- About this task
Go through the data line by line. Copy each one holding the string "DISCOMFORT".
==== Data for review
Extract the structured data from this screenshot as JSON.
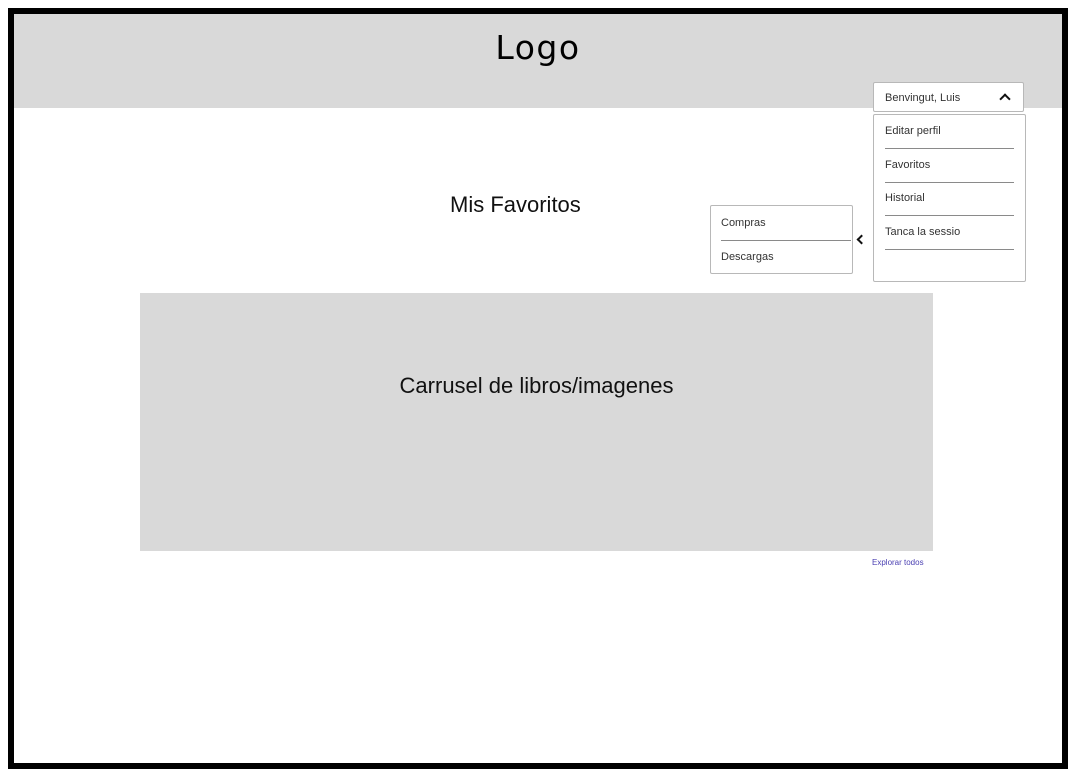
{
  "header": {
    "logo": "Logo"
  },
  "user_dropdown": {
    "selected_label": "Benvingut, Luis",
    "items": [
      {
        "label": "Editar perfil"
      },
      {
        "label": "Favoritos"
      },
      {
        "label": "Historial"
      },
      {
        "label": "Tanca la sessio"
      }
    ]
  },
  "submenu": {
    "items": [
      {
        "label": "Compras"
      },
      {
        "label": "Descargas"
      }
    ]
  },
  "main": {
    "title": "Mis Favoritos",
    "carousel_label": "Carrusel de libros/imagenes",
    "explore_link": "Explorar todos"
  },
  "colors": {
    "header_bg": "#d9d9d9",
    "carousel_bg": "#d9d9d9",
    "link": "#4a3fb2",
    "frame_border": "#000000"
  }
}
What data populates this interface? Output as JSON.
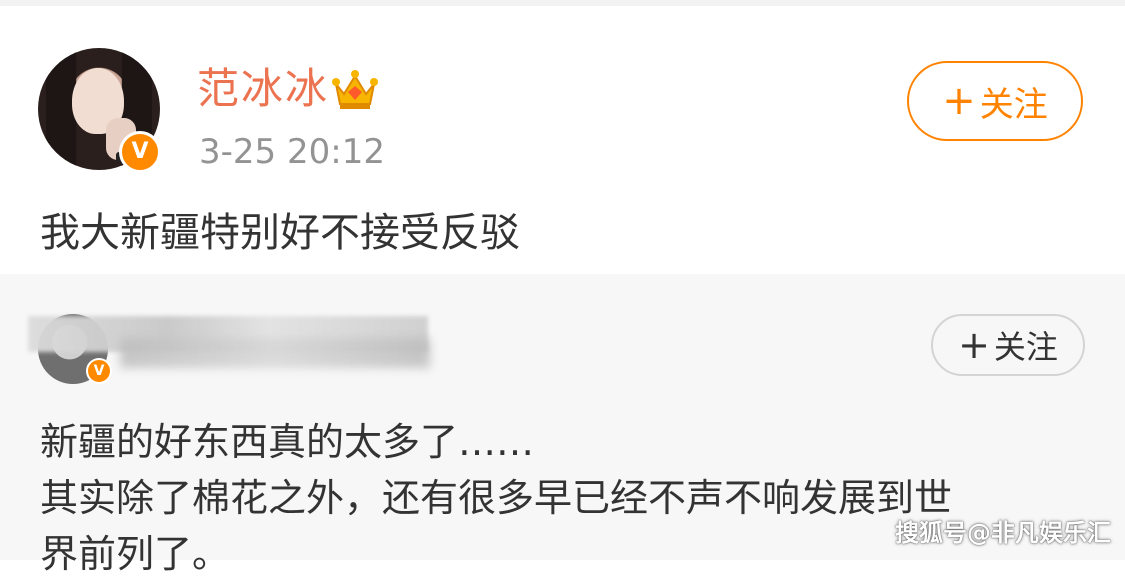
{
  "post": {
    "username": "范冰冰",
    "timestamp": "3-25 20:12",
    "follow_label": "关注",
    "follow_plus": "+",
    "text": "我大新疆特别好不接受反驳",
    "verified_mark": "V"
  },
  "repost": {
    "follow_label": "关注",
    "follow_plus": "+",
    "verified_mark": "V",
    "lines": [
      "新疆的好东西真的太多了……",
      "其实除了棉花之外，还有很多早已经不声不响发展到世",
      "界前列了。"
    ]
  },
  "watermark": "搜狐号@非凡娱乐汇",
  "colors": {
    "username": "#eb7350",
    "follow_border": "#ff8200",
    "verified_badge": "#ff8a00",
    "repost_bg": "#f7f7f7"
  },
  "icons": {
    "crown": "crown-icon",
    "verified": "verified-v-icon",
    "plus": "plus-icon"
  }
}
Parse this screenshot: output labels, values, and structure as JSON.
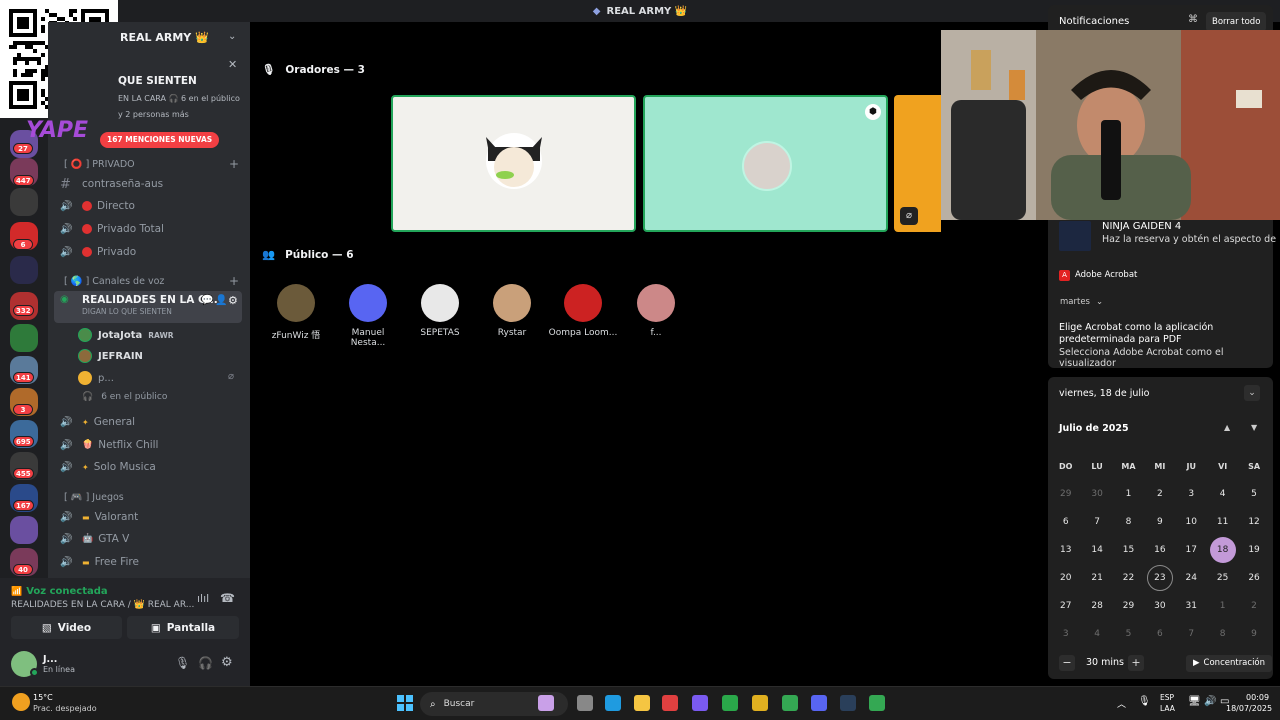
{
  "window": {
    "title": "REAL ARMY 👑"
  },
  "server": {
    "name": "REAL ARMY 👑",
    "event_title": "QUE SIENTEN",
    "event_line1": "EN LA CARA  🎧 6 en el público",
    "event_line2": "y 2 personas más",
    "yape": "YAPE",
    "mentions_badge": "167 MENCIONES NUEVAS"
  },
  "rail": {
    "badges": [
      "27",
      "447",
      "6",
      "332",
      "141",
      "3",
      "695",
      "455",
      "167",
      "40"
    ]
  },
  "categories": {
    "privado": "[ ⭕ ] PRIVADO",
    "voz": "[ 🌎 ] Canales de voz",
    "juegos": "[ 🎮 ] Juegos"
  },
  "channels": {
    "contrasena": "contraseña-aus",
    "directo": "Directo",
    "privado_total": "Privado Total",
    "privado": "Privado",
    "realidades": "REALIDADES EN LA C...",
    "realidades_sub": "DIGAN LO QUE SIENTEN",
    "general": "General",
    "netflix": "Netflix Chill",
    "solo_musica": "Solo Musica",
    "valorant": "Valorant",
    "gtav": "GTA V",
    "freefire": "Free Fire"
  },
  "voice_users": [
    {
      "name": "JotaJota",
      "tag": "RAWR"
    },
    {
      "name": "JEFRAIN",
      "tag": ""
    },
    {
      "name": "p...",
      "tag": ""
    }
  ],
  "audience_count": "6 en el público",
  "voice_panel": {
    "status": "Voz conectada",
    "location": "REALIDADES EN LA CARA / 👑 REAL AR...",
    "video": "Video",
    "screen": "Pantalla",
    "user": "J...",
    "user_status": "En línea"
  },
  "stage": {
    "speakers_header": "Oradores — 3",
    "public_header": "Público — 6",
    "public": [
      "zFunWiz 悟",
      "Manuel Nesta...",
      "SEPETAS",
      "Rystar",
      "Oompa Loom...",
      "f..."
    ]
  },
  "notifications": {
    "title": "Notificaciones",
    "clear_all": "Borrar todo",
    "ninja_title": "NINJA GAIDEN 4",
    "ninja_text": "Haz la reserva y obtén el aspecto de",
    "acrobat_app": "Adobe Acrobat",
    "acrobat_time": "martes",
    "acrobat_line1": "Elige Acrobat como la aplicación",
    "acrobat_line2": "predeterminada para PDF",
    "acrobat_line3": "Selecciona Adobe Acrobat como el visualizador"
  },
  "calendar": {
    "date_header": "viernes, 18 de julio",
    "month": "Julio de 2025",
    "weekdays": [
      "DO",
      "LU",
      "MA",
      "MI",
      "JU",
      "VI",
      "SA"
    ],
    "weeks": [
      [
        "29",
        "30",
        "1",
        "2",
        "3",
        "4",
        "5"
      ],
      [
        "6",
        "7",
        "8",
        "9",
        "10",
        "11",
        "12"
      ],
      [
        "13",
        "14",
        "15",
        "16",
        "17",
        "18",
        "19"
      ],
      [
        "20",
        "21",
        "22",
        "23",
        "24",
        "25",
        "26"
      ],
      [
        "27",
        "28",
        "29",
        "30",
        "31",
        "1",
        "2"
      ],
      [
        "3",
        "4",
        "5",
        "6",
        "7",
        "8",
        "9"
      ]
    ],
    "focus_minutes": "30 mins",
    "focus_label": "Concentración"
  },
  "taskbar": {
    "weather_temp": "15°C",
    "weather_desc": "Prac. despejado",
    "search": "Buscar",
    "lang1": "ESP",
    "lang2": "LAA",
    "time": "00:09",
    "date": "18/07/2025"
  }
}
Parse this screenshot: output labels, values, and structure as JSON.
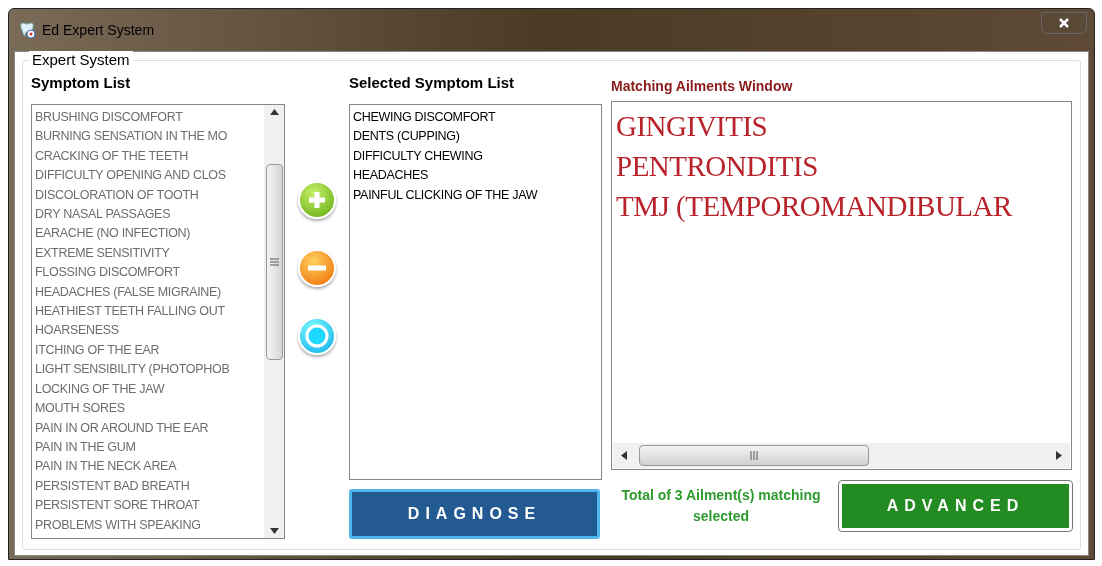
{
  "window": {
    "title": "Ed Expert System"
  },
  "group": {
    "title": "Expert System"
  },
  "symptom_list": {
    "label": "Symptom List",
    "items": [
      "BRUSHING DISCOMFORT",
      "BURNING SENSATION IN THE MO",
      "CRACKING OF THE TEETH",
      "DIFFICULTY OPENING AND CLOS",
      "DISCOLORATION OF TOOTH",
      "DRY NASAL PASSAGES",
      "EARACHE (NO INFECTION)",
      "EXTREME SENSITIVITY",
      "FLOSSING DISCOMFORT",
      "HEADACHES (FALSE MIGRAINE)",
      "HEATHIEST TEETH FALLING OUT",
      "HOARSENESS",
      "ITCHING OF THE EAR",
      "LIGHT SENSIBILITY (PHOTOPHOB",
      "LOCKING OF THE JAW",
      "MOUTH SORES",
      "PAIN IN OR AROUND THE EAR",
      "PAIN IN THE GUM",
      "PAIN IN THE NECK AREA",
      "PERSISTENT BAD BREATH",
      "PERSISTENT SORE THROAT",
      "PROBLEMS WITH SPEAKING"
    ]
  },
  "selected_list": {
    "label": "Selected Symptom List",
    "items": [
      "CHEWING DISCOMFORT",
      "DENTS (CUPPING)",
      "DIFFICULTY CHEWING",
      "HEADACHES",
      "PAINFUL CLICKING OF THE JAW"
    ]
  },
  "matching": {
    "label": "Matching Ailments Window",
    "items": [
      "GINGIVITIS",
      "PENTRONDITIS",
      "TMJ (TEMPOROMANDIBULAR"
    ]
  },
  "diagnose_button": "DIAGNOSE",
  "total": "Total of 3 Ailment(s) matching selected",
  "advanced_button": "ADVANCED"
}
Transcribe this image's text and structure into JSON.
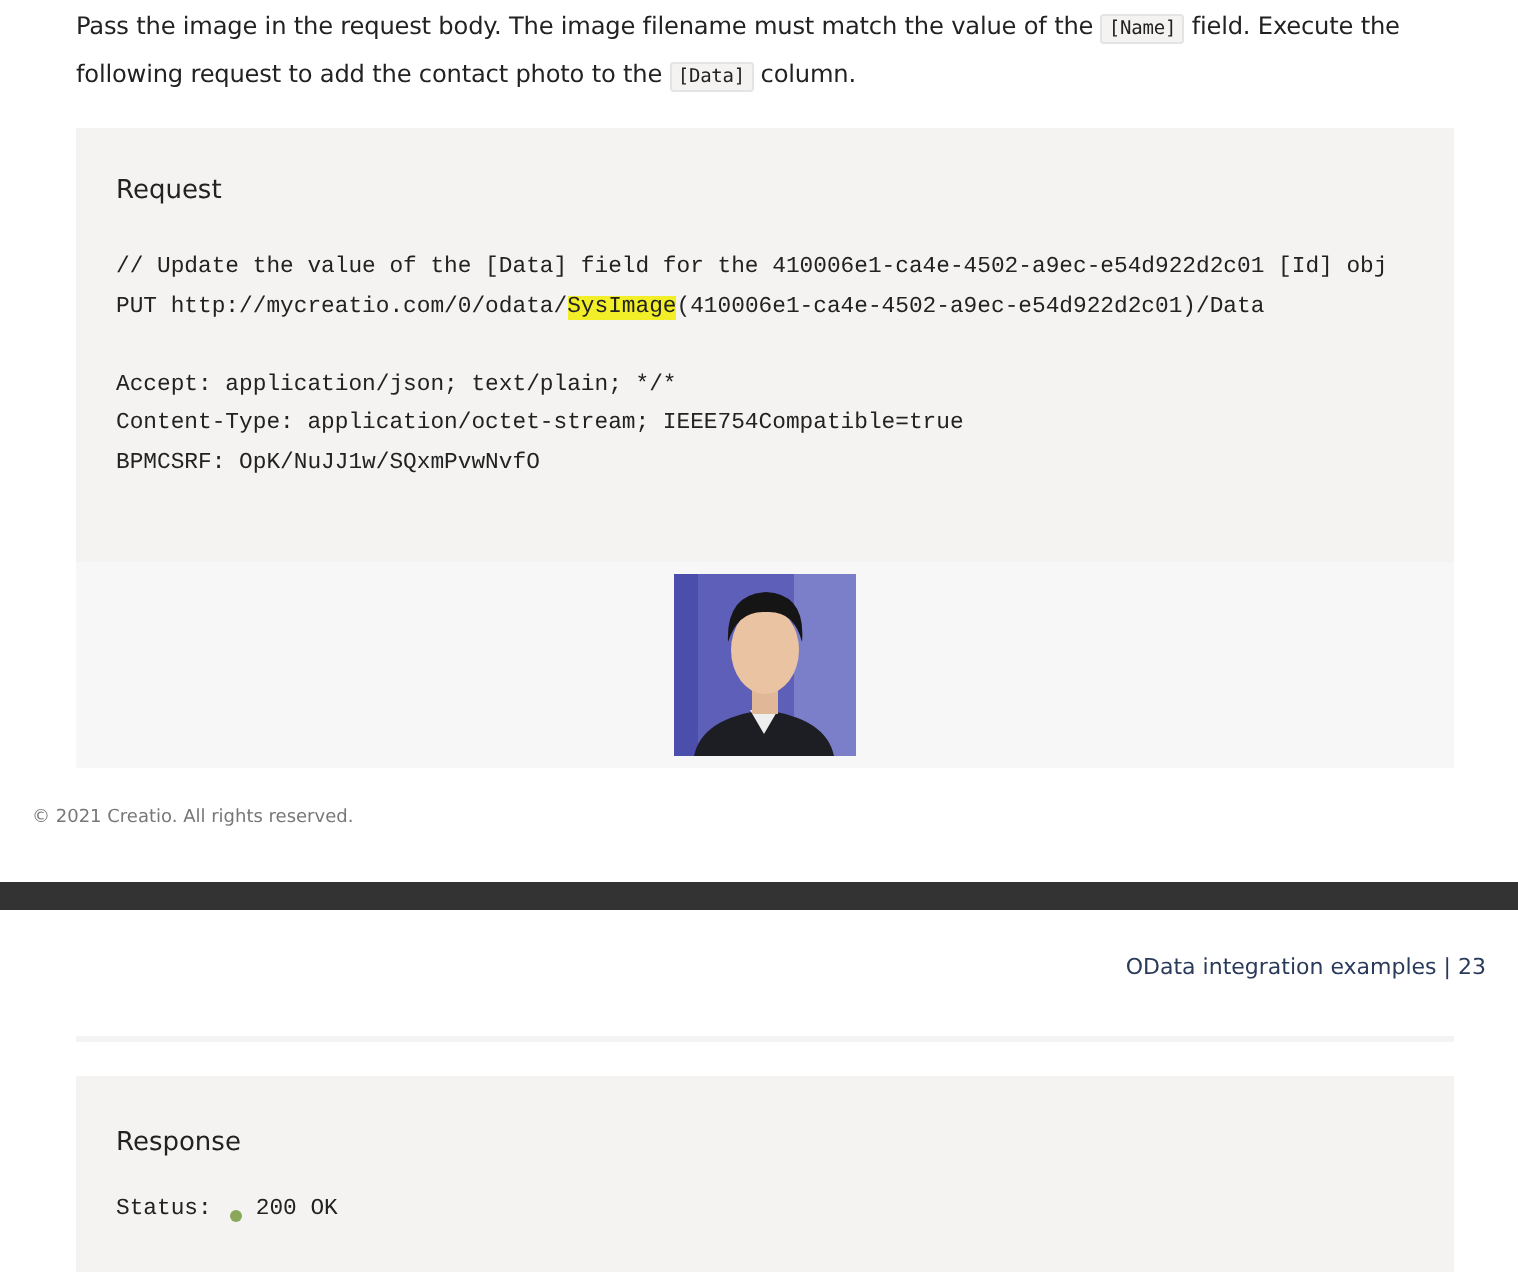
{
  "intro": {
    "parts": [
      {
        "kind": "text",
        "text": "Pass the image in the request body. The image filename must match the value of the "
      },
      {
        "kind": "code",
        "text": "[Name]"
      },
      {
        "kind": "text",
        "text": " field. Execute the following request to add the contact photo to the "
      },
      {
        "kind": "code",
        "text": "[Data]"
      },
      {
        "kind": "text",
        "text": " column."
      }
    ]
  },
  "request": {
    "title": "Request",
    "blocks": [
      [
        [
          {
            "text": "// Update the value of the [Data] field for the 410006e1-ca4e-4502-a9ec-e54d922d2c01 [Id] obj",
            "highlighted": false
          }
        ],
        [
          {
            "text": "PUT http://mycreatio.com/0/odata/",
            "highlighted": false
          },
          {
            "text": "SysImage",
            "highlighted": true
          },
          {
            "text": "(410006e1-ca4e-4502-a9ec-e54d922d2c01)/Data",
            "highlighted": false
          }
        ]
      ],
      [
        [
          {
            "text": "Accept: application/json; text/plain; */*",
            "highlighted": false
          }
        ],
        [
          {
            "text": "Content-Type: application/octet-stream; IEEE754Compatible=true",
            "highlighted": false
          }
        ],
        [
          {
            "text": "BPMCSRF: OpK/NuJJ1w/SQxmPvwNvfO",
            "highlighted": false
          }
        ]
      ]
    ],
    "photo": {
      "kind": "picture"
    }
  },
  "footer": "© 2021 Creatio. All rights reserved.",
  "page_header": "OData integration examples | 23",
  "response": {
    "title": "Response",
    "status_label": "Status:",
    "status_dot": {
      "color": "#8aa85a"
    },
    "status": "200 OK"
  }
}
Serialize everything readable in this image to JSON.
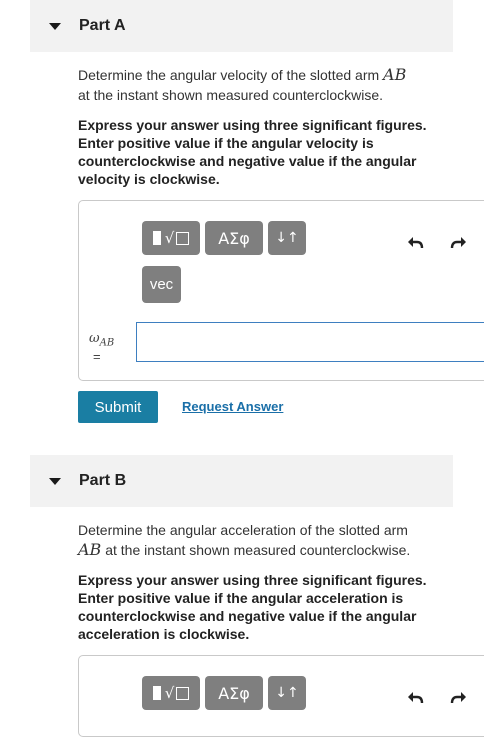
{
  "partA": {
    "title": "Part A",
    "question_pre": "Determine the angular velocity of the slotted arm ",
    "question_var": "AB",
    "question_post": "at the instant shown measured counterclockwise.",
    "instruction": "Express your answer using three significant figures. Enter positive value if the angular velocity is counterclockwise and negative value if the angular velocity is clockwise.",
    "toolbar": {
      "greek_label": "ΑΣφ",
      "arrows_label": "↓↑",
      "vec_label": "vec"
    },
    "answer_label_symbol": "ω",
    "answer_label_sub": "AB",
    "answer_label_eq": "=",
    "input_value": "",
    "submit_label": "Submit",
    "request_label": "Request Answer"
  },
  "partB": {
    "title": "Part B",
    "question_pre": "Determine the angular acceleration of the slotted arm",
    "question_var": "AB",
    "question_post": " at the instant shown measured counterclockwise.",
    "instruction": "Express your answer using three significant figures. Enter positive value if the angular acceleration is counterclockwise and negative value if the angular acceleration is clockwise.",
    "toolbar": {
      "greek_label": "ΑΣφ",
      "arrows_label": "↓↑"
    }
  },
  "colors": {
    "submit_bg": "#1a7ea3",
    "toolbar_btn": "#7f7f7f",
    "input_border": "#3e7fc0",
    "link": "#1a6fa8"
  }
}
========
- Your response
      "BRUSHING DISCOMFORT",
      "FLOSSING DISCOMFORT",
      "CHEWING DISCOMFORT",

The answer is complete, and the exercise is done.